In an emergency, you’re not going to be able to pop out to the local store if you run out of essentials. Instead, you must make do with what you’ve got until normal life can resume. That means having access to a well-stocked emergency larder, water, and other provisions.
Below is a list of supplies you should have handy in case of emergency. How much you need to stockpile depends of course on your location, your storage space, and the likelihood of an emergency in your area. For those who have limited space, many of the items on this list can do double duty and be used in everyday life—just be sure to restock your supply regularly.
People can survive for weeks, if necessary, without food. Without water, lifespans drop to a matter of days.
Clean water is the foundation for any emergency stockpile. At a minimum, you’ll need a gallon of water per person per day. Most disaster experts recommend at least a three-day supply. Depending on your location and local weather conditions, you may need more.
Choose heavy-duty, stackable containers for water storage, and refresh your water supply every six months. Keep some bleach on hand to disinfect containers as needed. Adding a water filtration system to your disaster kit is recommended if you have any concerns your stocks will run out.
Like water, you need at least enough food for three days—longer if you anticipate relying on your own devices for an extended period. Freeze-dried emergency food lasts for years, is easily stored, and can be quickly prepared with a little water and access to a camp stove.
If you buy food with an eye to emergencies, you can prolong your supply of freeze-dried food. Canned fruits, vegetables, meats, and fish can be eaten right out the can in a pinch.
Peanut butter needs no refrigeration and is a source of protein and healthy fats, while dried fruit, granola bars, and trail mix can be used for quick snacks. Non-perishable pasteurized and powdered milk adds some variety to drinks, and access to your spice rack can help add some zest to canned food.
If you have children or one of you is pregnant, be sure to stock up on formula and baby food. Also consider pets and livestock, which will still need food during any disaster.
A well-stocked first aid kit is vital, as access to medical services may be delayed or suspended during a disaster. In addition to a trauma kit, be sure any prescriptions are refilled regularly, to lower the risk of running out of essential medication.
During a disaster, personal hygiene and body odor probably aren’t the first thing on your mind, but it’s amazing what a morale booster being able to clean up a bit can be when you’re dealing with an emergency.
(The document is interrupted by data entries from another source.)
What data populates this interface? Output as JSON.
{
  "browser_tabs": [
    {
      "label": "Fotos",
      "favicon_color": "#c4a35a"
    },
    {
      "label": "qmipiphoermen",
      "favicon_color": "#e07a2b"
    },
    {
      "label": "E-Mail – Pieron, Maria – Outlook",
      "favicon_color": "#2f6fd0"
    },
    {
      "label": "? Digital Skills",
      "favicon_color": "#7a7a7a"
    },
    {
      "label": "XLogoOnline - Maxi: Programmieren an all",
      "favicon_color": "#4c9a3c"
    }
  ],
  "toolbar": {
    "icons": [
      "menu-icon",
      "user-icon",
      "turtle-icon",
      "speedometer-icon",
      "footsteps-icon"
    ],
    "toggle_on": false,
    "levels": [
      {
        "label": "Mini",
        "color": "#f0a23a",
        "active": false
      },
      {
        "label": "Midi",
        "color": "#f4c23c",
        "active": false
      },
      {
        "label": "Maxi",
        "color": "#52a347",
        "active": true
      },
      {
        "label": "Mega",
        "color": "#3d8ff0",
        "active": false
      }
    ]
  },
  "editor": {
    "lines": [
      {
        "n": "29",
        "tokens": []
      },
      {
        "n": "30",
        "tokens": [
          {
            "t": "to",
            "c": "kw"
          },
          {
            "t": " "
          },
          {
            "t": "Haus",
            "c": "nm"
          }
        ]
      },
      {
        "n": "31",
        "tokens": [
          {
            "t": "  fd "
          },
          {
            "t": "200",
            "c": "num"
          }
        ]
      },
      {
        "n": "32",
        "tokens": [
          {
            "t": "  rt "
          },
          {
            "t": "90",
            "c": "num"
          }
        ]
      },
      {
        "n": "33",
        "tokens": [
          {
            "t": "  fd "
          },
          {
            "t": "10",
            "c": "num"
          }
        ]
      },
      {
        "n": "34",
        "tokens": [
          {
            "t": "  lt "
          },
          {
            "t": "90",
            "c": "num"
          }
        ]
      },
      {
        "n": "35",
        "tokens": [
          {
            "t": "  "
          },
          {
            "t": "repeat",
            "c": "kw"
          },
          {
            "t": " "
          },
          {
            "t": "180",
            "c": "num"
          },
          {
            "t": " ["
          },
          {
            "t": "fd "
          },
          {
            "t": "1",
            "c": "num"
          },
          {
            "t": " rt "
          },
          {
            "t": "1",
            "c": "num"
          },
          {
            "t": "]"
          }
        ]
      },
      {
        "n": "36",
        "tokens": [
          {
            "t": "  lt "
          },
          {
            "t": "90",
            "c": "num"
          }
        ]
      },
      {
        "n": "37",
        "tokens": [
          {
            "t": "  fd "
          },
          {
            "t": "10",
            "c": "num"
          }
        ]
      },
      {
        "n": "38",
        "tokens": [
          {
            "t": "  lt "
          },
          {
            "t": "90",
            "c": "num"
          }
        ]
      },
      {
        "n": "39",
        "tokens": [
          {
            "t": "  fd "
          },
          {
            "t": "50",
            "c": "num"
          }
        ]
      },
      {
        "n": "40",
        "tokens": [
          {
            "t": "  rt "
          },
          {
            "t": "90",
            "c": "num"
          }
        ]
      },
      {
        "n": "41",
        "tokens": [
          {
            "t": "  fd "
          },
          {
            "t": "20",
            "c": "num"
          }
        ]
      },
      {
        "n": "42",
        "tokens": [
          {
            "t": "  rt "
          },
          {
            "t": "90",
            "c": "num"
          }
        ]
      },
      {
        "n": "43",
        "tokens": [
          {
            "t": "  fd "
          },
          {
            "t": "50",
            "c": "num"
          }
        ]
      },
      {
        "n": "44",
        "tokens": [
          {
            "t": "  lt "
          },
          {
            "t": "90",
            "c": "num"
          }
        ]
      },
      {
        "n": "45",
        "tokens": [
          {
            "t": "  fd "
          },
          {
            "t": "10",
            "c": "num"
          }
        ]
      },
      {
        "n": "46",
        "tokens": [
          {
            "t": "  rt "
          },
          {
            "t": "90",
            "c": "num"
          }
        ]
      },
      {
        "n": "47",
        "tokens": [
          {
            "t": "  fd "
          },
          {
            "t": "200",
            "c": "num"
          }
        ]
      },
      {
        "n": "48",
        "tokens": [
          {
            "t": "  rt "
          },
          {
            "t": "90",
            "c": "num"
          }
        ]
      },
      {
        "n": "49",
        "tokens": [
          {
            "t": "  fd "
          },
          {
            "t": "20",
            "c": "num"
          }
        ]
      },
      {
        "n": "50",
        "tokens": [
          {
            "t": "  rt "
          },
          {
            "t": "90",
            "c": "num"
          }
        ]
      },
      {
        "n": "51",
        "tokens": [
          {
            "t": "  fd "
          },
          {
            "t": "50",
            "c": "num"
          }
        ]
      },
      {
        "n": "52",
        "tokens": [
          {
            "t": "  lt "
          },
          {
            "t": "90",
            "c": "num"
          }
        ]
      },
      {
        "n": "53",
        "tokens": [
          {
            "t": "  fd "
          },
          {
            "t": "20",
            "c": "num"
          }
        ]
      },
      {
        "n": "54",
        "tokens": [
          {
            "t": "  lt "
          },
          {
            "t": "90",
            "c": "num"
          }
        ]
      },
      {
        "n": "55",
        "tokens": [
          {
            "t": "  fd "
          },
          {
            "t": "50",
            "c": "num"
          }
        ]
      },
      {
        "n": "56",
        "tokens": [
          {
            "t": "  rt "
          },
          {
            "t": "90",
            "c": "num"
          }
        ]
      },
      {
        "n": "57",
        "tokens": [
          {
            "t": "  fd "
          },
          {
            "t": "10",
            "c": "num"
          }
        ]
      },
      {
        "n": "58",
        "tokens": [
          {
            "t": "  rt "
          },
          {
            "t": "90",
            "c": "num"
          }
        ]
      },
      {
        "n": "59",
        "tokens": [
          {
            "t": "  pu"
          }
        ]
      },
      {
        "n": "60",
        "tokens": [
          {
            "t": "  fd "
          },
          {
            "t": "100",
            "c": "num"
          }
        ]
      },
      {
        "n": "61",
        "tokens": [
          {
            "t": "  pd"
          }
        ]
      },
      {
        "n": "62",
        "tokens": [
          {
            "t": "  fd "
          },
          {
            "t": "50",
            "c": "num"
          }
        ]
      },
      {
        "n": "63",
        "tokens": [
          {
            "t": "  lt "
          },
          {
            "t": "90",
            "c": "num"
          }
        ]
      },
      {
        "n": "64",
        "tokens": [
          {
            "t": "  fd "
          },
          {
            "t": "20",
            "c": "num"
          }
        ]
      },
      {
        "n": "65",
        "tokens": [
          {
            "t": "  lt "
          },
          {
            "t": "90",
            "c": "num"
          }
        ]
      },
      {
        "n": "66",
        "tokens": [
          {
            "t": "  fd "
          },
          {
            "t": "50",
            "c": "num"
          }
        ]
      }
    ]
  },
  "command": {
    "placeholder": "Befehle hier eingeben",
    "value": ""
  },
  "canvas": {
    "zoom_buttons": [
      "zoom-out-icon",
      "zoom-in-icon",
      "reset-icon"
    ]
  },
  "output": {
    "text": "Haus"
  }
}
Stock some spare toothbrushes, toothpaste, soap, shampoos, and deodorant, and invest in a portable camping shower.
It takes up space, but stock up on some toilet paper as well. Even if you’re having to dig pits outside, you’ll be glad you did.
Whether you factor guns and ammunition in your disaster plan is a personal decision, but if you do, be sure you and all family members are properly trained in their safe use. Always keep both guns and ammo securely locked up away from children.
As for what type of weapon you choose, a handgun is fine for self-defense, but a rifle is the better choice if you think you’ll have to hunt for food.
The following list includes a wide range of items that make life easier during an emergency. Whether you’ll need them depends heavily on your individual circumstances and the type of emergencies you’re most likely to encounter. None of them is a waste to have in your emergency kit.
- 7 x 9-foot blue tarp
- Solar charger for electronics
- Blankets and sleeping bags
- Camp stove and fire starters
- Camping knife
- Duct tape
- Additional first aid supplies
- Hand-cranked flashlight
- Portable hand-cranked radio
- Lighter and waterproof matches
- Parachute cord and bungee cords
- Pen and paper
- Spare cash
- Work gloves.